McIlroy's sorry to fans but no regrets over Trump round
Rory McIlroy apologised "to anyone I p****d off" for playing with President Donald Trump, but maintained that it was a chance he was simply not going to turn down.
Still, the issue has clouded his return to competitive action after a seven-week absence with a fractured rib.
McIlroy's mind should have been dominated by the build-up to the WGC Mexico Championship as he tries to gain match fitness for the Masters in six weeks' time, but instead he has felt forced to respond to the critics who think he should not have given Trump his company for 18 holes a week ago last Saturday.

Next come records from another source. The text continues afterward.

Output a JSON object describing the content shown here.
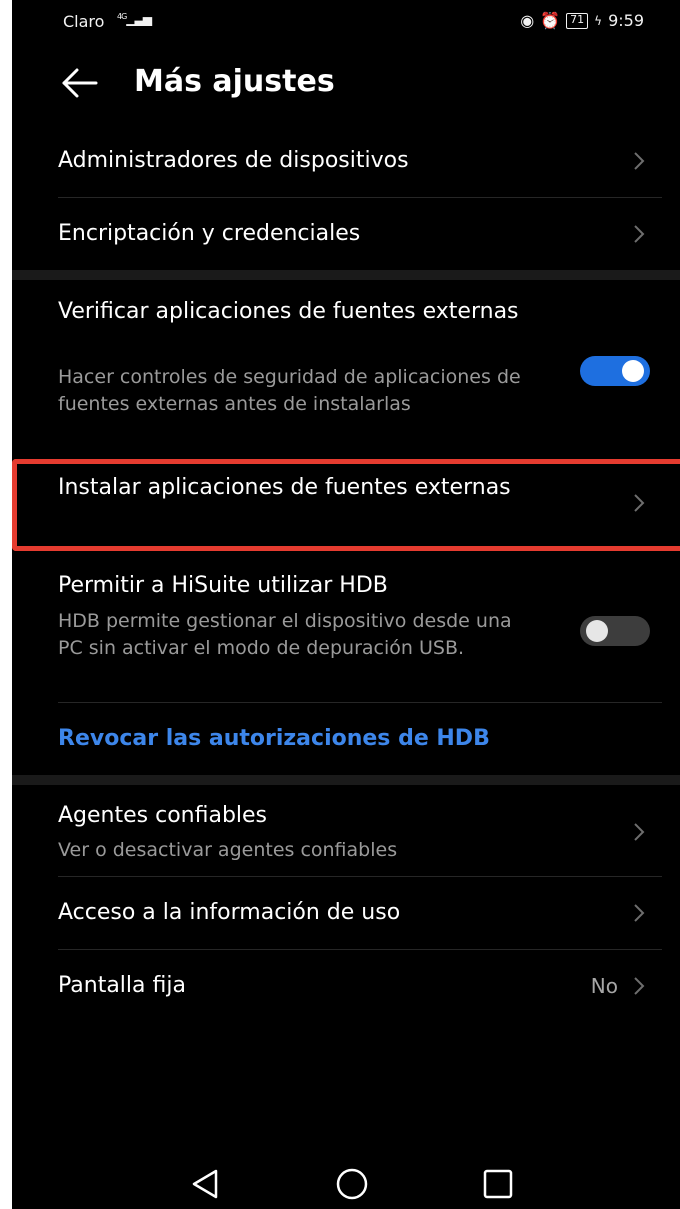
{
  "status_bar": {
    "carrier": "Claro",
    "network": "4G",
    "battery": "71",
    "time": "9:59"
  },
  "header": {
    "back_icon": "arrow-left-icon",
    "title": "Más ajustes"
  },
  "rows": {
    "device_admins": {
      "title": "Administradores de dispositivos"
    },
    "encryption": {
      "title": "Encriptación y credenciales"
    },
    "verify_apps": {
      "title": "Verificar aplicaciones de fuentes externas",
      "subtitle": "Hacer controles de seguridad de aplicaciones de fuentes externas antes de instalarlas",
      "toggle_on": true
    },
    "install_external": {
      "title": "Instalar aplicaciones de fuentes externas"
    },
    "hisuite_hdb": {
      "title": "Permitir a HiSuite utilizar HDB",
      "subtitle": "HDB permite gestionar el dispositivo desde una PC sin activar el modo de depuración USB.",
      "toggle_on": false
    },
    "revoke_hdb": {
      "label": "Revocar las autorizaciones de HDB"
    },
    "trust_agents": {
      "title": "Agentes confiables",
      "subtitle": "Ver o desactivar agentes confiables"
    },
    "usage_access": {
      "title": "Acceso a la información de uso"
    },
    "screen_pinning": {
      "title": "Pantalla fija",
      "value": "No"
    }
  },
  "nav": {
    "back": "triangle-back-icon",
    "home": "circle-home-icon",
    "recents": "square-recents-icon"
  },
  "colors": {
    "background": "#000000",
    "accent": "#1e6fe0",
    "link": "#3d86ea",
    "highlight": "#e53b2f"
  }
}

The outrage on social media was such that McIlroy released a statement last Friday saying the claims that he was a "fascist and a bigot" were "quite ridiculous" and that "playing a round of golf" was not "a political statement" or an "endorsement".
The 27-year-old was in a more conciliatory mood when entering the media centre at the Club de Golf Chapultepec, but his message was the same: "I have no regrets."
"I was a little taken aback (with the reaction), although we all know how the campaign went and how divisive it was," McIlroy said.
"I just approached it as a round of golf. And to go there and see 30 secret service and 30 cops and snipers in the trees… well, it was just a surreal experience for me. That was part of the reason I wanted to go and play.
"If it had been President Obama, I would have played. I've played with President Clinton, I've spent time with President Bush.
"I just wanted to have an experience that I might not ever get again - playing golf with a sitting president. And I actually enjoyed myself and had a good time.
"I'm sorry if I p****d people off, but I felt I was in a position where I couldn't really do anything but say yes, respect the office even if you don't respect the guy that's in it."
McIlroy also revealed that he shared lunch with Tiger Woods, the stricken 14-time Major winner, last week.
As Woods still struggles to relaunch his career because of crippling back problems, McIlroy told himself that his own situation could be that much more worse.
But then, it has been difficult for McIlroy since the scan revealed the full extent on his injury after his first outing of the season at the South African Open.
As he patiently went through his rehab, he had to see the likes of Dustin Johnson, Jordan Spieth, Justin Thomas, Hideki Matsuyama and Rickie Fowler all win tournaments.
These are his peers, the class against which he is measured and he could not help but feel on the outside. "It was tough watching them all win while I couldn't get out there," he said.
A win this week is maybe too much to expect - particularly as he is still wearing protective strapping - but if he was to prevail here on Sunday and Johnson was to finish outside the top three then McIlroy would reclaim the top spot in the rankings.
McIlroy, however, is thinking longer term. "I've played two tournaments in 17 weeks so it's good that I get to play four rounds here, see where my game is and then from there I can start to think about the Masters," he said.
Meanwhile, the R&A and the USGA, golf's two governing bodies, will today announce the first amendments in the highly anticipated modernisation of the rulebook.
They include cutting the time allotted to find a ball from five minutes to three and allowing spike marks to be repaired on greens.
The R&A and USGA hope to bring the rules into effect on January 1, 2019.
Players will also be permitted to drop a ball from any height when taking relief rather than the current stipulation of shoulder height and the use of club lengths for taking relief will be eliminated.